“Open data allows us to give the citizens tools and instruments to carry out an informed social control of our government.”

So, what data should we make available, and who should access it? Does it make sense to do it, or is it just a fad? What effects will it have? These questions run counter to the view that democracies must operate transparently, and that transparency in the digital age is something to consider from the start. Beyond the debate, there are examples such as Ojo con mi Pisto, which monitors public contracts, or contracts from PODER that indicate that access to public data is not in vain.

In this context, and thanks to the collaboration of the governments of Colombia and Chile, we decided to explore how OGP processes could contribute to building the foundations for a data infrastructure to fight corruption. Ahead of the co-creation of these two country’s Action Plans, we explored some of the questions above in a workshop in Cali with representatives of multi-stakeholder forums of each country, both from government and civil society organizations

First impressions

So how to design commitments that allow the construction of the necessary data infrastructure to fight corruption? We did not find the exact answer, but a series of recommendations emerged (and can be found in this report):

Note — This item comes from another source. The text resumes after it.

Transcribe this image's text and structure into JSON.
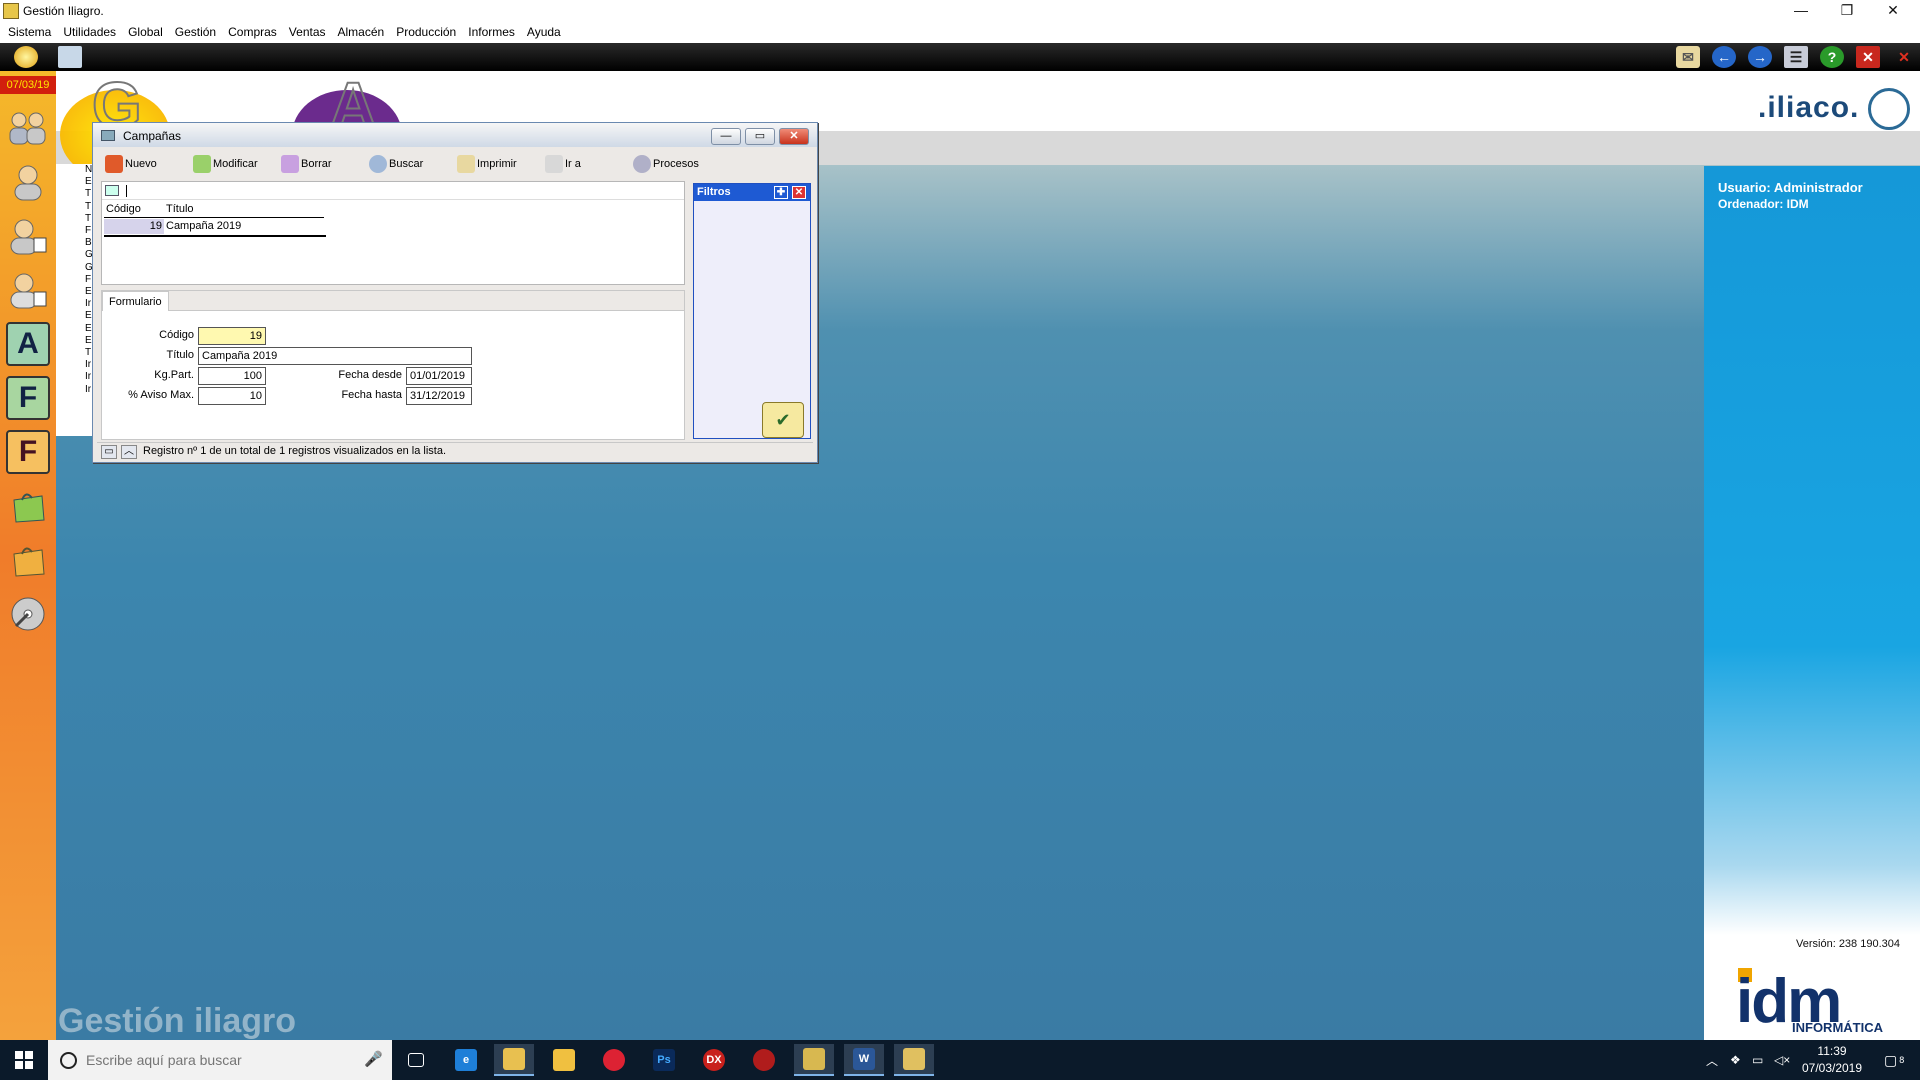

  1. Focus on concrete problems: Corruption is a broad topic, and it is convenient to focus on one specific aspect that allows building a commitment that leads to tangible results, using the SMART criteria.
  2. Bringing data stewards to the table: Due to the complexity of data that are required in these types of commitments, the actors who are responsible for data management must participate in some way, as well as organizations that use that data and can add value to it.
  3. Strengthening political will: These type of commitments require clear incentives for those actors who have data and not necessarily the intention to share it, or who have had a tradition of keeping that data safe.
  4. Graduality of openness: Data release is welcomed generally, but databases related to corruption issues must be studied in detail, particularly in terms of transparency and privacy. It is particularly important to include the quality, type, and disaggregation required for its effective use.
  5. Collaboration in the co-creation process. The co-creation process is subject to various pressures of time and attention by those who participate in open government processes. Generating co-creation spaces with sufficient time and qualified participation on this topic seems essential for the development of promising commitments.
  6. Scope of commitment. OGP commitments have specific timeframes and metrics that allow them to be monitored. The mere fact of publishing data today cannot be defined as an ambitious commitment, but its connection with other types of activity can. Hence, it is highly recommended to identify how exactly the commitment collaborates with aspects of prevention, detection, or fight against corruption.
  7. Consider existing tools. The Anti-corruption Open Up Guide of the Open Data Charter is a tool that could serve as a guide for drafting data-driven anti-corruption commitments.
  8. Consider the technical capabilities of the teams in both design and implementation of the action plans, and — if necessary — strengthen them with expert support.

The fight against corruption is complex, and more than one approach is needed to solving a systemic problem. Data is an ingredient but not the only solution. Carrying out participatory exercises to develop commitments and action plans among stakeholders can be a way to highlight the issue, seek and test new tools or approaches, and generally build capacity in society and government around this issue. Yet this must be complemented with learning strategies during its implementation phase and, eventually, accountability.

*Fabrizio is Executive Director of the Latin American Initiative for Open Data, which leads this projects in Latin America.This blog was written with inputs from Agustina De Luca and Natalia Carfi from the Open Data Charter, and Jorge Florez from Global Integrity.



Open Data Charter

Collaborating with governments and organisations to open up data for pay parity, climate action and combatting corruption.